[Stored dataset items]
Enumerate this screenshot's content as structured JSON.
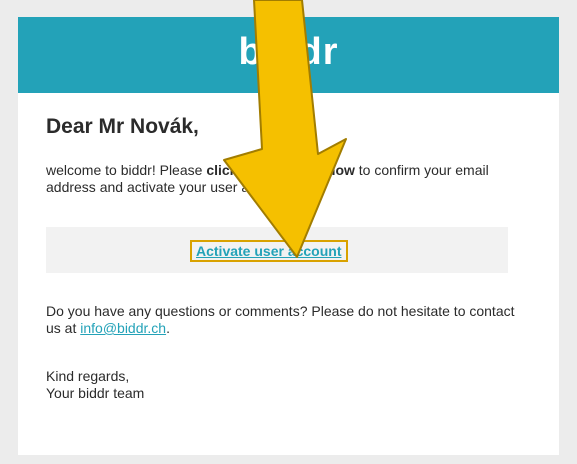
{
  "header": {
    "logo_text": "biddr",
    "brand_color": "#23a2b8"
  },
  "email": {
    "greeting": "Dear Mr Novák,",
    "intro_before": "welcome to biddr! Please ",
    "intro_bold": "click on the link below",
    "intro_after": " to confirm your email address and activate your user account:",
    "cta_label": "Activate user account",
    "questions_text": "Do you have any questions or comments? Please do not hesitate to contact us at ",
    "contact_email": "info@biddr.ch",
    "questions_end": ".",
    "regards_line1": "Kind regards,",
    "regards_line2": "Your biddr team"
  },
  "annotation": {
    "arrow_color": "#f5c000",
    "highlight_color": "#d9a200"
  }
}
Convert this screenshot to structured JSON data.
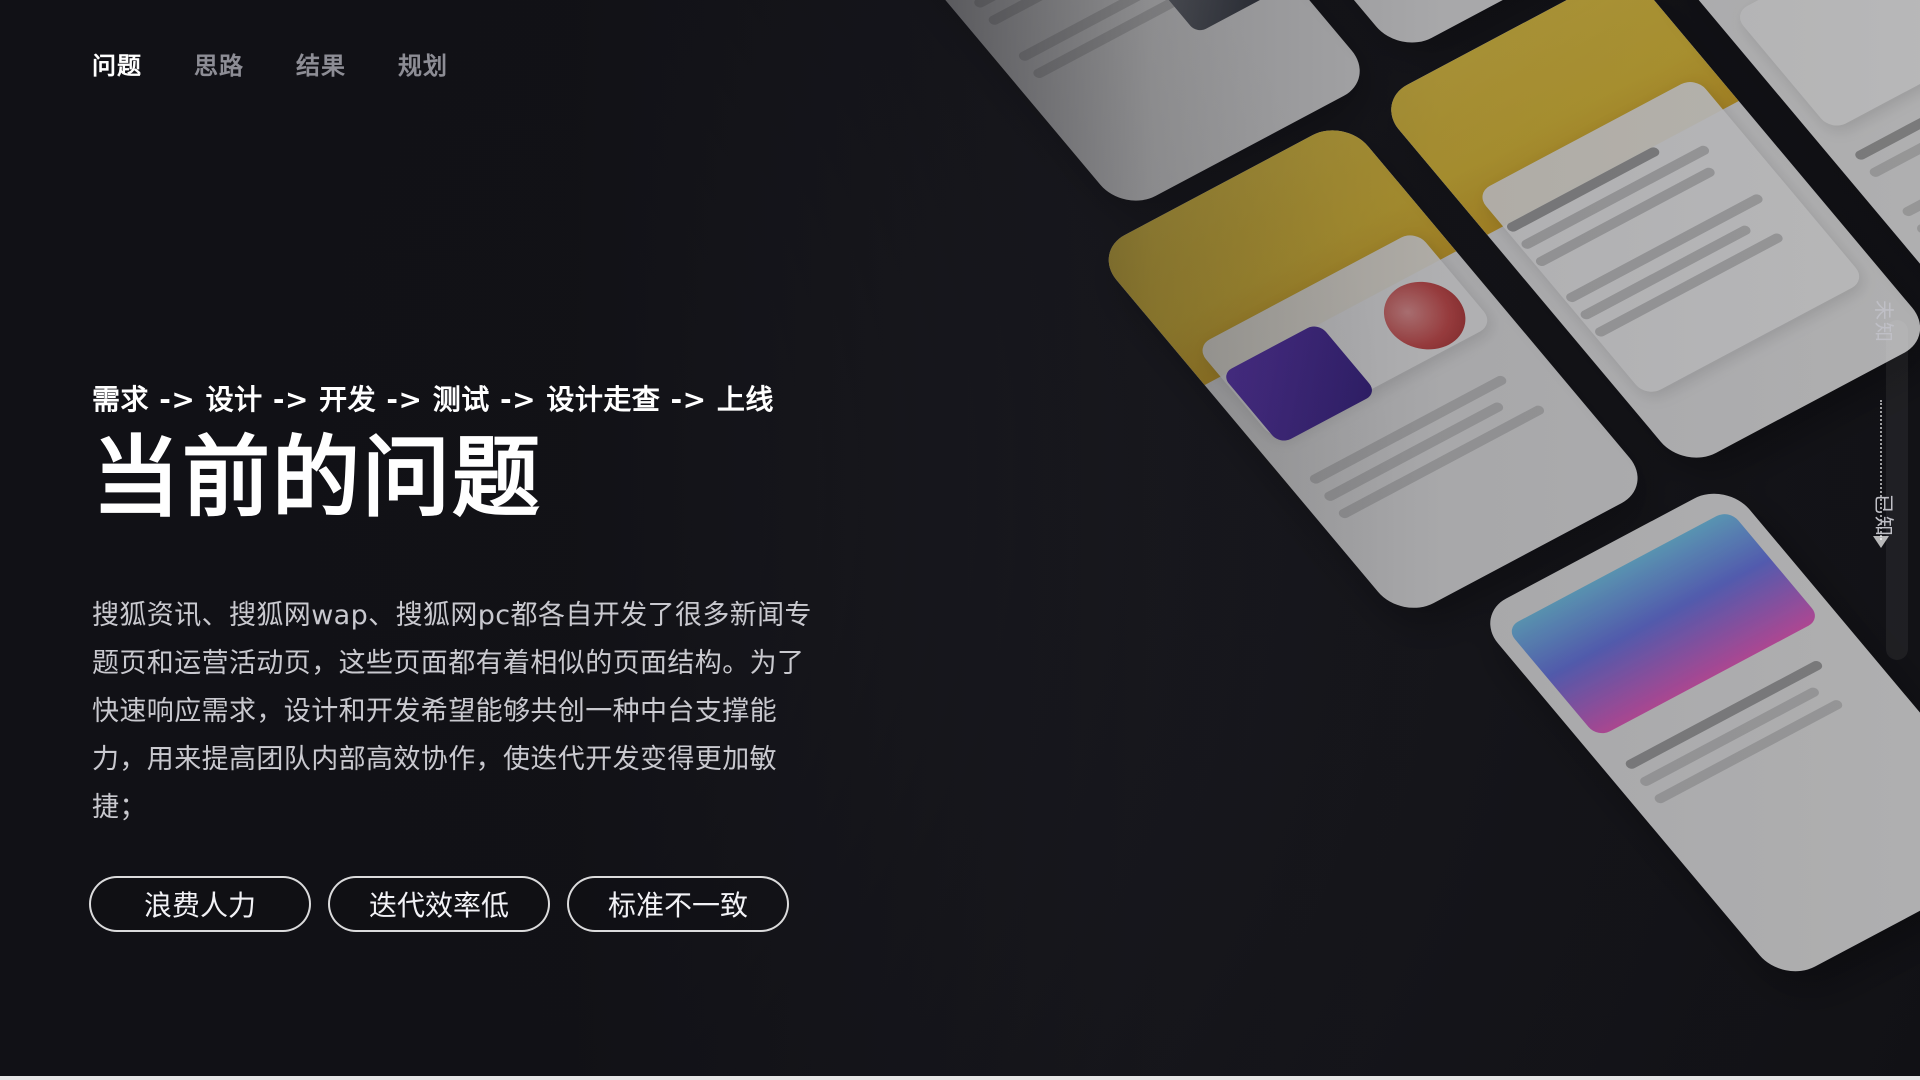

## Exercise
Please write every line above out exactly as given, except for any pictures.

## Solved problem
Enumerate this screenshot's content as structured JSON.
{
  "header": {
    "logo_text": "biddr",
    "brand_color": "#23a2b8"
  },
  "email": {
    "greeting": "Dear Mr Novák,",
    "intro_before": "welcome to biddr! Please ",
    "intro_bold": "click on the link below",
    "intro_after": " to confirm your email address and activate your user account:",
    "cta_label": "Activate user account",
    "questions_text": "Do you have any questions or comments? Please do not hesitate to contact us at ",
    "contact_email": "info@biddr.ch",
    "questions_end": ".",
    "regards_line1": "Kind regards,",
    "regards_line2": "Your biddr team"
  },
  "annotation": {
    "arrow_color": "#f5c000",
    "highlight_color": "#d9a200"
  }
}
Convert this screenshot to structured JSON data.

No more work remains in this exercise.